Can you elaborate on any lasting friendships you have from camp? We’re too old to go out and find new ones, so I guess we’re all stuck with each other at this point, right? I’m remembering a quote about camp friends again, but I can’t quite remember how it goes…
What did you love most about camp? What is the biggest take-away you have from your days at Camp Lincoln? I loved the passion, intensity, camaraderie and overall joy that I felt from the moment that I set foot on the hallowed grounds of Camp Lincoln. The bonds that are forged on the shores of Hubert are unbreakable. There is magic is that bug juice.
Hometown, high school, activities, interests, etc.? I was born and raised in Lee’s Summit, Missouri, and have been a lifelong Tiger. First, at Lee’s Summit High School, and then at the University of Missouri (Mizzou). Playing sports, from baseball to rugby to golf to football to basketball and beyond, and watching sports, from the Chicago Cubs, Colorado Avalanche and all things Mizzou, has been a huge part of my life. I’m also passionate about music, travel, skiing and running. I’ve done more than 15 marathons and 10 ultra-marathons, including two starts at the Leadville 100 Mile Trail Marathon. I’m also pretty passionate about fun. I like fun.
What are you up to now? Tell us about your family life and interests. I just celebrated my five year wedding anniversary with my wife, Rachel, and we have two beautiful future CLH campers- Avery (age 4) and Addison (1 ½). We currently live in Boulder, Colorado, where I have been the Recreation Director for the Boulder Country Club for the past six-plus years. I somehow parlayed some of what I did and learned at camp into a real live profession!
Do you have a mentor you look up to or creed that you live by? I was mentored by these people: My father, Olen Justice Sr., my mother, Carol Justice, my high school friend, Brian Taylor, late night TV host David Letterman, and the late runner, Steve Prefontaine. My father, Brian and Mr. Letterman forged my humor, sarcasm and tilted view of the world, my mother gave me my sense of adventure, and Prefontaine showed me that the only speed is full speed. My favorite quote is from Prefontaine. “The best pace is a suicide pace, and today is a good day to die.”

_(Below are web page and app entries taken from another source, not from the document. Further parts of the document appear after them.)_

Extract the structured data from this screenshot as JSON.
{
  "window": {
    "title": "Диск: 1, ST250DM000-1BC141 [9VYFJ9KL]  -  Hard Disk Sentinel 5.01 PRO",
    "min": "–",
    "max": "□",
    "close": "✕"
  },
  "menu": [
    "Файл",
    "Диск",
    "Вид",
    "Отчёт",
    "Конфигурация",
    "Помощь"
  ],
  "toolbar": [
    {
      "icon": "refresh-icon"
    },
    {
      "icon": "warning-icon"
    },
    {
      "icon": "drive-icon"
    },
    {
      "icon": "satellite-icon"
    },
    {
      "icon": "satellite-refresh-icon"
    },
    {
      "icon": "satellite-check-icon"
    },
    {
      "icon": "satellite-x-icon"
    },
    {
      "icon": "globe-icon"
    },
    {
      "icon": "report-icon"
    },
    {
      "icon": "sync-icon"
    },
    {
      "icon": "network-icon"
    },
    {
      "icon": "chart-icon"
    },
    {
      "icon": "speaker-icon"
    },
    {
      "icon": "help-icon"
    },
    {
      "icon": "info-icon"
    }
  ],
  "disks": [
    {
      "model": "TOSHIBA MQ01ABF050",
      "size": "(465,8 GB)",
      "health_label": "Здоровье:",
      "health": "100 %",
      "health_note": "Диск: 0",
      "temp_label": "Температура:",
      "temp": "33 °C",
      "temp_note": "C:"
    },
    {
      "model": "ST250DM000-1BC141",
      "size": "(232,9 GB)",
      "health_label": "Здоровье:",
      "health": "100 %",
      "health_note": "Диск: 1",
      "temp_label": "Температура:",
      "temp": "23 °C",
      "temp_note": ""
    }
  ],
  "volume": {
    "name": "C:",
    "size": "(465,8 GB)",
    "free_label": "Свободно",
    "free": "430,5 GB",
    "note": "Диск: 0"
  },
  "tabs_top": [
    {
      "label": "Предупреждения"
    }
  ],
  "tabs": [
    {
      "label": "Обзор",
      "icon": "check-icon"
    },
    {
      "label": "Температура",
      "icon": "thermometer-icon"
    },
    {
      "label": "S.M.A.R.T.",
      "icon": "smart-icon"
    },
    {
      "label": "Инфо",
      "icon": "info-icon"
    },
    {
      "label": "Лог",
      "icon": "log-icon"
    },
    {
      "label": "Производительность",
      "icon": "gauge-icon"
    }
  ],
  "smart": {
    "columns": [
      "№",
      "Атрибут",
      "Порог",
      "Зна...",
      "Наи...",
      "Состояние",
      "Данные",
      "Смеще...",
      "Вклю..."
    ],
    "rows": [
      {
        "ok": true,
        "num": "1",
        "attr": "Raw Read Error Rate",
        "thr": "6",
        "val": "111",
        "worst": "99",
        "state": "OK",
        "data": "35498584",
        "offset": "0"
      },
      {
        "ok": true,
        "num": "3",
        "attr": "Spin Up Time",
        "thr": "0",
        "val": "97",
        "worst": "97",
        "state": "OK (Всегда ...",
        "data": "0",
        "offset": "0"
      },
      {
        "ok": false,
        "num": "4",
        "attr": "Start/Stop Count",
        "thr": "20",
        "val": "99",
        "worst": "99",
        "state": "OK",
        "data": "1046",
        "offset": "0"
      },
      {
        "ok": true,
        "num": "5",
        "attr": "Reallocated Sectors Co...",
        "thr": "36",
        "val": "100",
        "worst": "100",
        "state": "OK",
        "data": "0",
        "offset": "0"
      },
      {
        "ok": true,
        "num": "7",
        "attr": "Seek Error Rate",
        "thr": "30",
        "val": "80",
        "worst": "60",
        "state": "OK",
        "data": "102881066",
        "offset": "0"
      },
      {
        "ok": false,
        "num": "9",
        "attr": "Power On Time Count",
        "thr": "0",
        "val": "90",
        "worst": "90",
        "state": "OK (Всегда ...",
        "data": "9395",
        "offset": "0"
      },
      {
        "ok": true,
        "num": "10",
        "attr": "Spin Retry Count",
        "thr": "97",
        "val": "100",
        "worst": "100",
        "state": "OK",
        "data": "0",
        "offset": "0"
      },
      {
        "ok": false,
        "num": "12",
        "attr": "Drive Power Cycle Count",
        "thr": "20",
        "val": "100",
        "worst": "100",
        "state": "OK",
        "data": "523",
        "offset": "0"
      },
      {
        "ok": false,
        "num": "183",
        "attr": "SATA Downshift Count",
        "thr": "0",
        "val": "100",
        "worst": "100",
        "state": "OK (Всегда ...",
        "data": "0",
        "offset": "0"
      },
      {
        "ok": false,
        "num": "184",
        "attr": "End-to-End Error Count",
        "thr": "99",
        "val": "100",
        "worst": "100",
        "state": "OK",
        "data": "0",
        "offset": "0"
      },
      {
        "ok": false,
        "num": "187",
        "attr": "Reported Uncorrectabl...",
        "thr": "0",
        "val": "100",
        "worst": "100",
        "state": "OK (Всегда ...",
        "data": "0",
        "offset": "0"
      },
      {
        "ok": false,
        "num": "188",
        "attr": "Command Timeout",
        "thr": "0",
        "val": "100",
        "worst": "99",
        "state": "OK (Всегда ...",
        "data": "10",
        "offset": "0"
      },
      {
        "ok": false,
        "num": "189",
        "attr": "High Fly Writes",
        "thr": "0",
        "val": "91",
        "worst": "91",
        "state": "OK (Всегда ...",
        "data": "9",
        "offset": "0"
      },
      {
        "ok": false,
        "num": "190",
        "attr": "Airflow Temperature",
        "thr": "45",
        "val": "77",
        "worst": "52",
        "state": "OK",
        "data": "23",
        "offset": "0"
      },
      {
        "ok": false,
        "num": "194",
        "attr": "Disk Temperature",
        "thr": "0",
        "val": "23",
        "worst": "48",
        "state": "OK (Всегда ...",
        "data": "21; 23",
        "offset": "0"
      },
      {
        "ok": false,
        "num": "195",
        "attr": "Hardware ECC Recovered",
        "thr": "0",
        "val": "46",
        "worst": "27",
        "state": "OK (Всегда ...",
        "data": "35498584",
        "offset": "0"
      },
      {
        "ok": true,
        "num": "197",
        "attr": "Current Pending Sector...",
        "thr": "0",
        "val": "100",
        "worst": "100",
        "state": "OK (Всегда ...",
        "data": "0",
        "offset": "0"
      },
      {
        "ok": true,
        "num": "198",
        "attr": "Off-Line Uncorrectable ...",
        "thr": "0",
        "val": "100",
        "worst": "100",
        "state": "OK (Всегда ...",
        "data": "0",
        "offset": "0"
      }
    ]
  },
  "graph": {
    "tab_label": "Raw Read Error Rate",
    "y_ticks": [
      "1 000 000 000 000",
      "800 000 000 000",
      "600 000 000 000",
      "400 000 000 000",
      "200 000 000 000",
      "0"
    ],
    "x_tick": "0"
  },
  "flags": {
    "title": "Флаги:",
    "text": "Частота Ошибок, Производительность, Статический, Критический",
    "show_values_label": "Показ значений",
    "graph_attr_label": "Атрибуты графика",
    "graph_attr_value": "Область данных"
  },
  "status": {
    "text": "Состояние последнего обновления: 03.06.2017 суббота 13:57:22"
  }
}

Is there anything you would like to add to complete your camp story? I’m working on it. Every day. I’ll get back to you in 40 years or so.